> **What you should do**
Pull out all lines from the listing below in which the word "navbar" appears.

> **Material for this exercise**

####

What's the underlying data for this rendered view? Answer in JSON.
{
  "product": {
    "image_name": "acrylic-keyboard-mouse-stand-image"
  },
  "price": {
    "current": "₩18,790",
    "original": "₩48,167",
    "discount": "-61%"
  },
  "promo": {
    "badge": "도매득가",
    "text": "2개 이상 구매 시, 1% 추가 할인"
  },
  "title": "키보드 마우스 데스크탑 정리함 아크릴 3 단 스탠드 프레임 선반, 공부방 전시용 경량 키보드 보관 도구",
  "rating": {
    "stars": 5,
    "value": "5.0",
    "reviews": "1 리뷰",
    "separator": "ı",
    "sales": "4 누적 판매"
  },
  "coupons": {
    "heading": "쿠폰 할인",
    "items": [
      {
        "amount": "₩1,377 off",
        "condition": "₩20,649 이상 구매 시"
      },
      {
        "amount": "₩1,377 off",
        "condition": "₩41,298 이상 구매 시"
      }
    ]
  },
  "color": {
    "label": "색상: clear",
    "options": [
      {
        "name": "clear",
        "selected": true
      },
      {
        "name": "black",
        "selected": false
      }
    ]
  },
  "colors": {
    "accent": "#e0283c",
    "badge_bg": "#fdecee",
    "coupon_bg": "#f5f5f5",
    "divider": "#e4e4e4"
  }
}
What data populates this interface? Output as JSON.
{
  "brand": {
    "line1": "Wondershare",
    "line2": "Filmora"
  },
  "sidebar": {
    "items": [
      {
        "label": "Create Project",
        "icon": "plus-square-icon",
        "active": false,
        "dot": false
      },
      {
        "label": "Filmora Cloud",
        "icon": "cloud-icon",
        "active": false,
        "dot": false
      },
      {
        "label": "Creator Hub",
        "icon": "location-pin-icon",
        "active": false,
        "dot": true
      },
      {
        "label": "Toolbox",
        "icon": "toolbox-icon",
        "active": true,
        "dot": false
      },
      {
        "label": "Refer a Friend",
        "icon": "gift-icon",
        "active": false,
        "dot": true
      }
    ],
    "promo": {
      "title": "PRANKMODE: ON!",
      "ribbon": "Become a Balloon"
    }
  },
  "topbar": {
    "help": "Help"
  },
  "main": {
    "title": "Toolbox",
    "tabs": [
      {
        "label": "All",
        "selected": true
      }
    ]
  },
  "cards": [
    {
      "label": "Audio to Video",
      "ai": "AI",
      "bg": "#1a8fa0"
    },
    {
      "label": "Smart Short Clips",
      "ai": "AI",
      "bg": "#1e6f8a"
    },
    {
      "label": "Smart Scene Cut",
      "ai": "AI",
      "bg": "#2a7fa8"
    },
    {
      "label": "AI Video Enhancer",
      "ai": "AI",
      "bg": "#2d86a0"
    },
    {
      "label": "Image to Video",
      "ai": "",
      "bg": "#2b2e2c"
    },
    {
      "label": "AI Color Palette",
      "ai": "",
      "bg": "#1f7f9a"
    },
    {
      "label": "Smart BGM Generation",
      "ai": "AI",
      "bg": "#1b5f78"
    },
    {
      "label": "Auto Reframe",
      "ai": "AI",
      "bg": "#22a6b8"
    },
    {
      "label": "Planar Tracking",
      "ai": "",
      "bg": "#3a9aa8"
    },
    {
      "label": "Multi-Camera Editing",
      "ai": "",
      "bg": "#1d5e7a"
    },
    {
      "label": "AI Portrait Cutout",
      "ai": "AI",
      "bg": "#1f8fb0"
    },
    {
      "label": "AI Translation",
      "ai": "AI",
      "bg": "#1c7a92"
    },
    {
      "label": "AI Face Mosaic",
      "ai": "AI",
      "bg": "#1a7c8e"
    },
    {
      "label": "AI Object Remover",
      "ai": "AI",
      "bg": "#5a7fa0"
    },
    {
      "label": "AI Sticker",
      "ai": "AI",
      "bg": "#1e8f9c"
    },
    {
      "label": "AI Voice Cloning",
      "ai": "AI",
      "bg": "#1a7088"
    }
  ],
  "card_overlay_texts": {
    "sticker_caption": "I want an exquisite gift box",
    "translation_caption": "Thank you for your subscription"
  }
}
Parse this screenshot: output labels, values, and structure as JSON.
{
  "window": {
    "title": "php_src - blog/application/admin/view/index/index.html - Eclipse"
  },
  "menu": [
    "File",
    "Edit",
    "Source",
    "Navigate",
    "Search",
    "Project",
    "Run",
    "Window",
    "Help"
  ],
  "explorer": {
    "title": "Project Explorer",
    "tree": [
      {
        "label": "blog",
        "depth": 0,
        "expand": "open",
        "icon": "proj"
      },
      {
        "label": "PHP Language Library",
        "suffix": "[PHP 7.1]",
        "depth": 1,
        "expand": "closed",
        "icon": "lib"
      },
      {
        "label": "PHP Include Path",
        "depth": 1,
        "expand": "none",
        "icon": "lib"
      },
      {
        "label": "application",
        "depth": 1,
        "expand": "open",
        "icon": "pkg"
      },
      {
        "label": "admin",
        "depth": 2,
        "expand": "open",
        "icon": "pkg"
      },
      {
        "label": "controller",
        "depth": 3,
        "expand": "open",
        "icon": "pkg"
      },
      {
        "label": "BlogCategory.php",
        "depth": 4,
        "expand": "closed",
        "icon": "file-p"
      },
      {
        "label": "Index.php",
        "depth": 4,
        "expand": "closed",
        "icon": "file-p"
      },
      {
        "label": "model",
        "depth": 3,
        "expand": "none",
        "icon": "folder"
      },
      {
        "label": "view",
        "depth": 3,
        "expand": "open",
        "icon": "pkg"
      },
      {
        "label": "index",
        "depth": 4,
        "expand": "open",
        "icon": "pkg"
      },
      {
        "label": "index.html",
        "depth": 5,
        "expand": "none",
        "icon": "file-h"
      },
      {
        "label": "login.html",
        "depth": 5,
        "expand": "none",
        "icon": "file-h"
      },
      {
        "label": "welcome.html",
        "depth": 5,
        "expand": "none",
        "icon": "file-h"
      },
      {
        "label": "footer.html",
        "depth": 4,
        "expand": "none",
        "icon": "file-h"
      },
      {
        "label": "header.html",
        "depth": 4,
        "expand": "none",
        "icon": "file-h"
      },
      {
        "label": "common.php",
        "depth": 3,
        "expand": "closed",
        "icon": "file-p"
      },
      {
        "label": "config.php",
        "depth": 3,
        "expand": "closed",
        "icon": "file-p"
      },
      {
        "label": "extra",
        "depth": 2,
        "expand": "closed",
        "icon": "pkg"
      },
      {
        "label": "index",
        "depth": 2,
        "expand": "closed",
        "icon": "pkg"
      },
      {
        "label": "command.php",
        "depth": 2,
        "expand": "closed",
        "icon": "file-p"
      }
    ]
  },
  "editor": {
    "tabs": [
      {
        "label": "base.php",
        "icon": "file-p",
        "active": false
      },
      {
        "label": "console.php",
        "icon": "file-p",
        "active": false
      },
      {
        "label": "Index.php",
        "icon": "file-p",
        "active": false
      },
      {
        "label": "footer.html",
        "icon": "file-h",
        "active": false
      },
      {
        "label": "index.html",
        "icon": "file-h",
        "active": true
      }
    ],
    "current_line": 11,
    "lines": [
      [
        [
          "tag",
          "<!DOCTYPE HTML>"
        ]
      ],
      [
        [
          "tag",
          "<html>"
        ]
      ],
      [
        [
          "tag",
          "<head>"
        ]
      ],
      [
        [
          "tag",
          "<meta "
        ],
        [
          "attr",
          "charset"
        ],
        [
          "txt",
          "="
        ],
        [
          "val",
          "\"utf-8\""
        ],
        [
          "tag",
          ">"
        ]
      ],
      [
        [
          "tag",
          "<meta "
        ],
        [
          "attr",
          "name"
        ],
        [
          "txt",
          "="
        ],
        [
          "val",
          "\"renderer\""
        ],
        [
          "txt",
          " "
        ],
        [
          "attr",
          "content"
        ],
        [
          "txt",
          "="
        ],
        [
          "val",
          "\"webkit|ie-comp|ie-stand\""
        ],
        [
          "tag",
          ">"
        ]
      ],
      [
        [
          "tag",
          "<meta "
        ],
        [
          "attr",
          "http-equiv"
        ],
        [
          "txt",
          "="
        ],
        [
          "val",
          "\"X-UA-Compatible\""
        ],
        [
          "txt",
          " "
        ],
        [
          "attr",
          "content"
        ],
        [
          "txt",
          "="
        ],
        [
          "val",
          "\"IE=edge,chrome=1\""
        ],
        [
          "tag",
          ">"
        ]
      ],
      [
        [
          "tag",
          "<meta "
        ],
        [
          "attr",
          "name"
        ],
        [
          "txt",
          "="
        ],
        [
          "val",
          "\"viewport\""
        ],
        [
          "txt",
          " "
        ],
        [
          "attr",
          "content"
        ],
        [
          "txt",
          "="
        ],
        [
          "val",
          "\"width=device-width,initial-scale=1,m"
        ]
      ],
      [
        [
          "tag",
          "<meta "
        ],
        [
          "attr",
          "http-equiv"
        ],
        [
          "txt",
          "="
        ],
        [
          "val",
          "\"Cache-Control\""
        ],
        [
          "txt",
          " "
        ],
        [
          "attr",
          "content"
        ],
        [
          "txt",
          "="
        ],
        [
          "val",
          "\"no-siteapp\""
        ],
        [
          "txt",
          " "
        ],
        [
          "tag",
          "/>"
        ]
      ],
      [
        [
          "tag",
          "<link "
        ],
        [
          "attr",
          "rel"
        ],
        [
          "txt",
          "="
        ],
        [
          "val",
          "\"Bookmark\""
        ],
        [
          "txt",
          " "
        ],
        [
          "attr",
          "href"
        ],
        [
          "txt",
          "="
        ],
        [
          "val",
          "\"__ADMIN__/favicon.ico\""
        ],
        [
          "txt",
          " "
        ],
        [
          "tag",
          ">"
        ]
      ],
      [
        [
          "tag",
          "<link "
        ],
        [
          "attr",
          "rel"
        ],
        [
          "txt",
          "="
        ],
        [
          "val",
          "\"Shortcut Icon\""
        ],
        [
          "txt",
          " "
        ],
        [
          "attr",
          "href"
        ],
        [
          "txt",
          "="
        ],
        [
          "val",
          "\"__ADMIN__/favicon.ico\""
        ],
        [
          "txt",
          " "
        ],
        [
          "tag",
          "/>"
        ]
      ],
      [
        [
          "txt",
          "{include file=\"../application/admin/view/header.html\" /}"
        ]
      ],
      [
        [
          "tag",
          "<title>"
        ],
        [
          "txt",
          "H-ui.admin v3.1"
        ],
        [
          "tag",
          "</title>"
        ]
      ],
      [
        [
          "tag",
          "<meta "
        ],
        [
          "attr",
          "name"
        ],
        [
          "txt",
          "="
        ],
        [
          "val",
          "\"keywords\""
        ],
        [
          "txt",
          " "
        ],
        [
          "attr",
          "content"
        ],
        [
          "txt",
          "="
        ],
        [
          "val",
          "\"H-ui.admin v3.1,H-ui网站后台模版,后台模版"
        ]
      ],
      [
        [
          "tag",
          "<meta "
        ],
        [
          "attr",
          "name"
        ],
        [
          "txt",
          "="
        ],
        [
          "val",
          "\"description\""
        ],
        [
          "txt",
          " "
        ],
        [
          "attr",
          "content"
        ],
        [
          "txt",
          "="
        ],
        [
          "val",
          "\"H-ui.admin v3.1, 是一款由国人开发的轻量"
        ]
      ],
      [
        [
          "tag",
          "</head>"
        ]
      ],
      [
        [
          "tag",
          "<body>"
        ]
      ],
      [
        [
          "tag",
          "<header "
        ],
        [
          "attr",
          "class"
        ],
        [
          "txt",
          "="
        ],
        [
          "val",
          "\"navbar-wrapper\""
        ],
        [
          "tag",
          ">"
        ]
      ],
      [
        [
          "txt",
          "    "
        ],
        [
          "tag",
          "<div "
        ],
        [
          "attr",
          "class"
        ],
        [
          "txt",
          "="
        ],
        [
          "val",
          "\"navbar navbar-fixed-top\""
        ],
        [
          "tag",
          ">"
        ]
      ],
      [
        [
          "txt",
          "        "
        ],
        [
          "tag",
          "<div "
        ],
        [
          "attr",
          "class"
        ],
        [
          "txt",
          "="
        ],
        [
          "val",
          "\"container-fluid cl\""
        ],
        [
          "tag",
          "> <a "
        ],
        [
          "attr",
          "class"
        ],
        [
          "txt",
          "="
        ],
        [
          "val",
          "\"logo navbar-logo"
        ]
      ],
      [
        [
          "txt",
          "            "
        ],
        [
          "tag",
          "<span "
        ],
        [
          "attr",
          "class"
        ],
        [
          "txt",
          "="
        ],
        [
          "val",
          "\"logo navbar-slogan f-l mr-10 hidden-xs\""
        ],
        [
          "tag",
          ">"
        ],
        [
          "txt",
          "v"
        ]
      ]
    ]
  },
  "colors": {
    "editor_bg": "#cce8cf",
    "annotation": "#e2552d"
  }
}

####

> **Answer to the exercise**
          "\"navbar-wrapper\""
          "\"navbar navbar-fixed-top\""
          "\"logo navbar-logo"
          "\"logo navbar-slogan f-l mr-10 hidden-xs\""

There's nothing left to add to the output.